- _Problem description_: Would you copy out the following entries exactly, without any of the pictures?

══ Study material ══

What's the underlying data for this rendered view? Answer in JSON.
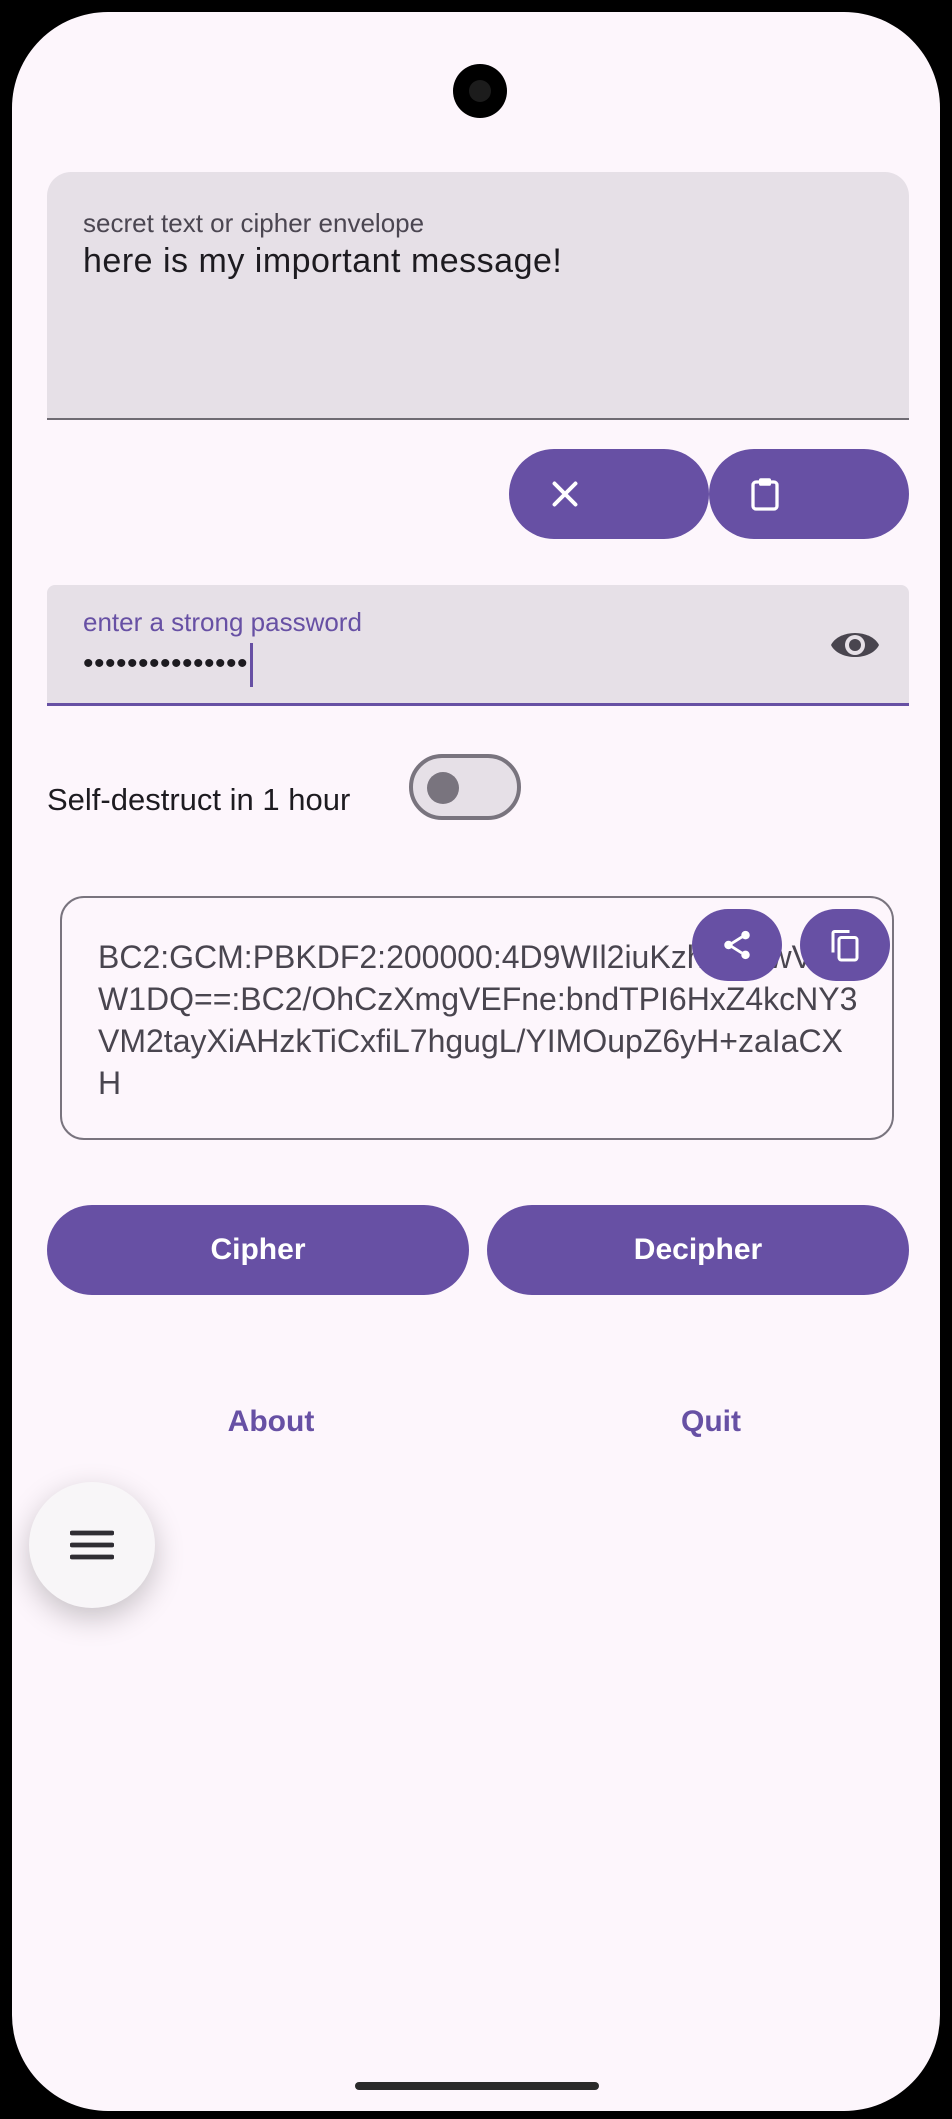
{
  "input": {
    "label": "secret text or cipher envelope",
    "value": "here is my important message!"
  },
  "input_actions": {
    "clear_icon": "close-icon",
    "paste_icon": "clipboard-icon"
  },
  "password": {
    "label": "enter a strong password",
    "value": "•••••••••••••••",
    "toggle_icon": "eye-icon"
  },
  "self_destruct": {
    "label": "Self-destruct in 1 hour",
    "enabled": false
  },
  "output": {
    "text": "BC2:GCM:PBKDF2:200000:4D9WIl2iuKzhaDCwVQW1DQ==:BC2/OhCzXmgVEFne:bndTPI6HxZ4kcNY3VM2tayXiAHzkTiCxfiL7hgugL/YIMOupZ6yH+zaIaCXH",
    "share_icon": "share-icon",
    "copy_icon": "copy-icon"
  },
  "actions": {
    "cipher": "Cipher",
    "decipher": "Decipher",
    "about": "About",
    "quit": "Quit"
  },
  "fab_icon": "menu-icon",
  "colors": {
    "primary": "#6750a4",
    "background": "#fdf6fc",
    "field": "#e6e0e7"
  }
}
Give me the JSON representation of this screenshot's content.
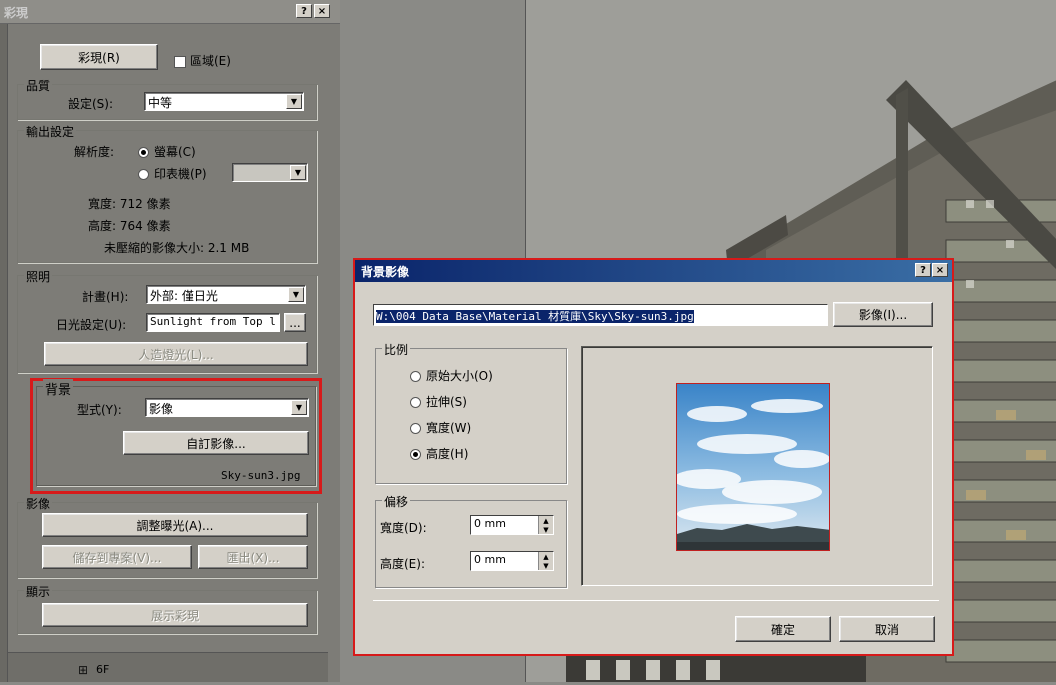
{
  "panel": {
    "title": "彩現",
    "help": "?",
    "close": "×",
    "render_button": "彩現(R)",
    "region_checkbox": "區域(E)",
    "quality": {
      "group": "品質",
      "setting_label": "設定(S):",
      "setting_value": "中等"
    },
    "output": {
      "group": "輸出設定",
      "resolution_label": "解析度:",
      "screen_option": "螢幕(C)",
      "printer_option": "印表機(P)",
      "width_text": "寬度: 712 像素",
      "height_text": "高度: 764 像素",
      "size_text": "未壓縮的影像大小: 2.1 MB"
    },
    "lighting": {
      "group": "照明",
      "plan_label": "計畫(H):",
      "plan_value": "外部: 僅日光",
      "sun_label": "日光設定(U):",
      "sun_value": "Sunlight from Top l",
      "sun_button": "...",
      "artificial_button": "人造燈光(L)..."
    },
    "background": {
      "group": "背景",
      "type_label": "型式(Y):",
      "type_value": "影像",
      "custom_button": "自訂影像...",
      "file_name": "Sky-sun3.jpg"
    },
    "image": {
      "group": "影像",
      "exposure_button": "調整曝光(A)...",
      "save_button": "儲存到專案(V)...",
      "export_button": "匯出(X)..."
    },
    "display": {
      "group": "顯示",
      "show_button": "展示彩現"
    },
    "tree_item": "6F"
  },
  "dialog": {
    "title": "背景影像",
    "help": "?",
    "close": "×",
    "path": "W:\\004 Data Base\\Material 材質庫\\Sky\\Sky-sun3.jpg",
    "image_button": "影像(I)...",
    "scale_group": "比例",
    "scale_options": [
      "原始大小(O)",
      "拉伸(S)",
      "寬度(W)",
      "高度(H)"
    ],
    "scale_selected": 3,
    "offset_group": "偏移",
    "offset_width_label": "寬度(D):",
    "offset_width_value": "0 mm",
    "offset_height_label": "高度(E):",
    "offset_height_value": "0 mm",
    "ok_button": "確定",
    "cancel_button": "取消"
  }
}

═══

- _Result for this task_:
What's the underlying data for this rendered view? Answer in JSON.
{
  "input": {
    "label": "secret text or cipher envelope",
    "value": "here is my important message!"
  },
  "input_actions": {
    "clear_icon": "close-icon",
    "paste_icon": "clipboard-icon"
  },
  "password": {
    "label": "enter a strong password",
    "value": "•••••••••••••••",
    "toggle_icon": "eye-icon"
  },
  "self_destruct": {
    "label": "Self-destruct in 1 hour",
    "enabled": false
  },
  "output": {
    "text": "BC2:GCM:PBKDF2:200000:4D9WIl2iuKzhaDCwVQW1DQ==:BC2/OhCzXmgVEFne:bndTPI6HxZ4kcNY3VM2tayXiAHzkTiCxfiL7hgugL/YIMOupZ6yH+zaIaCXH",
    "share_icon": "share-icon",
    "copy_icon": "copy-icon"
  },
  "actions": {
    "cipher": "Cipher",
    "decipher": "Decipher",
    "about": "About",
    "quit": "Quit"
  },
  "fab_icon": "menu-icon",
  "colors": {
    "primary": "#6750a4",
    "background": "#fdf6fc",
    "field": "#e6e0e7"
  }
}
Give me the JSON representation of this screenshot's content.
{
  "panel": {
    "title": "彩現",
    "help": "?",
    "close": "×",
    "render_button": "彩現(R)",
    "region_checkbox": "區域(E)",
    "quality": {
      "group": "品質",
      "setting_label": "設定(S):",
      "setting_value": "中等"
    },
    "output": {
      "group": "輸出設定",
      "resolution_label": "解析度:",
      "screen_option": "螢幕(C)",
      "printer_option": "印表機(P)",
      "width_text": "寬度: 712 像素",
      "height_text": "高度: 764 像素",
      "size_text": "未壓縮的影像大小: 2.1 MB"
    },
    "lighting": {
      "group": "照明",
      "plan_label": "計畫(H):",
      "plan_value": "外部: 僅日光",
      "sun_label": "日光設定(U):",
      "sun_value": "Sunlight from Top l",
      "sun_button": "...",
      "artificial_button": "人造燈光(L)..."
    },
    "background": {
      "group": "背景",
      "type_label": "型式(Y):",
      "type_value": "影像",
      "custom_button": "自訂影像...",
      "file_name": "Sky-sun3.jpg"
    },
    "image": {
      "group": "影像",
      "exposure_button": "調整曝光(A)...",
      "save_button": "儲存到專案(V)...",
      "export_button": "匯出(X)..."
    },
    "display": {
      "group": "顯示",
      "show_button": "展示彩現"
    },
    "tree_item": "6F"
  },
  "dialog": {
    "title": "背景影像",
    "help": "?",
    "close": "×",
    "path": "W:\\004 Data Base\\Material 材質庫\\Sky\\Sky-sun3.jpg",
    "image_button": "影像(I)...",
    "scale_group": "比例",
    "scale_options": [
      "原始大小(O)",
      "拉伸(S)",
      "寬度(W)",
      "高度(H)"
    ],
    "scale_selected": 3,
    "offset_group": "偏移",
    "offset_width_label": "寬度(D):",
    "offset_width_value": "0 mm",
    "offset_height_label": "高度(E):",
    "offset_height_value": "0 mm",
    "ok_button": "確定",
    "cancel_button": "取消"
  }
}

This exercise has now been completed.